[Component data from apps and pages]
•••••
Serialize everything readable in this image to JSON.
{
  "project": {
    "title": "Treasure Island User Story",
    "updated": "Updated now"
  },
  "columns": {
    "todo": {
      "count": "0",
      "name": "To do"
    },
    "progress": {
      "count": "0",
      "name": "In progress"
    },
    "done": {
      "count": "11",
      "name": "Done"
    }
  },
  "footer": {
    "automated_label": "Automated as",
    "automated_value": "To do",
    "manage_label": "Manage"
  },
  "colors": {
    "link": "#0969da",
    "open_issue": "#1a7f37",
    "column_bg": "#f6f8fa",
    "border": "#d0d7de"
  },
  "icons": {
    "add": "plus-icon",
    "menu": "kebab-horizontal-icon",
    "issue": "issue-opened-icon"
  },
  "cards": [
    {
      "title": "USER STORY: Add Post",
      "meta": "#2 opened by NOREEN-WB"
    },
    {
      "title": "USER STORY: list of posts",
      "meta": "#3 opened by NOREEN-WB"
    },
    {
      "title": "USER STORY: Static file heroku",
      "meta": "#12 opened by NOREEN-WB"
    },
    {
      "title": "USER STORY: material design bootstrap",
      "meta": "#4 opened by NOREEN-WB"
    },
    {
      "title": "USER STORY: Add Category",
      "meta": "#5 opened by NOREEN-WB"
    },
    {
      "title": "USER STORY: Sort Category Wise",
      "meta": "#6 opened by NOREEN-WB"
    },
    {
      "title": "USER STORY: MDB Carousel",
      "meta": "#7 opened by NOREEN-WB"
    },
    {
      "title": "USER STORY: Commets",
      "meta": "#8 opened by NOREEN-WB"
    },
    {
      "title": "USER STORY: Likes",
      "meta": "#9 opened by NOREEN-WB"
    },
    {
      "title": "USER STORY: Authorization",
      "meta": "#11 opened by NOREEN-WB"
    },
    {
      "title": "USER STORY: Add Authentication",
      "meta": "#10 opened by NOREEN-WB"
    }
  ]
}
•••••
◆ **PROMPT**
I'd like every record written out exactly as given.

◆ **EXERCISE OUTPUT**
Serialize everything readable in this image to JSON.
{
  "project": {
    "title": "Treasure Island User Story",
    "updated": "Updated now"
  },
  "columns": {
    "todo": {
      "count": "0",
      "name": "To do"
    },
    "progress": {
      "count": "0",
      "name": "In progress"
    },
    "done": {
      "count": "11",
      "name": "Done"
    }
  },
  "footer": {
    "automated_label": "Automated as",
    "automated_value": "To do",
    "manage_label": "Manage"
  },
  "colors": {
    "link": "#0969da",
    "open_issue": "#1a7f37",
    "column_bg": "#f6f8fa",
    "border": "#d0d7de"
  },
  "icons": {
    "add": "plus-icon",
    "menu": "kebab-horizontal-icon",
    "issue": "issue-opened-icon"
  },
  "cards": [
    {
      "title": "USER STORY: Add Post",
      "meta": "#2 opened by NOREEN-WB"
    },
    {
      "title": "USER STORY: list of posts",
      "meta": "#3 opened by NOREEN-WB"
    },
    {
      "title": "USER STORY: Static file heroku",
      "meta": "#12 opened by NOREEN-WB"
    },
    {
      "title": "USER STORY: material design bootstrap",
      "meta": "#4 opened by NOREEN-WB"
    },
    {
      "title": "USER STORY: Add Category",
      "meta": "#5 opened by NOREEN-WB"
    },
    {
      "title": "USER STORY: Sort Category Wise",
      "meta": "#6 opened by NOREEN-WB"
    },
    {
      "title": "USER STORY: MDB Carousel",
      "meta": "#7 opened by NOREEN-WB"
    },
    {
      "title": "USER STORY: Commets",
      "meta": "#8 opened by NOREEN-WB"
    },
    {
      "title": "USER STORY: Likes",
      "meta": "#9 opened by NOREEN-WB"
    },
    {
      "title": "USER STORY: Authorization",
      "meta": "#11 opened by NOREEN-WB"
    },
    {
      "title": "USER STORY: Add Authentication",
      "meta": "#10 opened by NOREEN-WB"
    }
  ]
}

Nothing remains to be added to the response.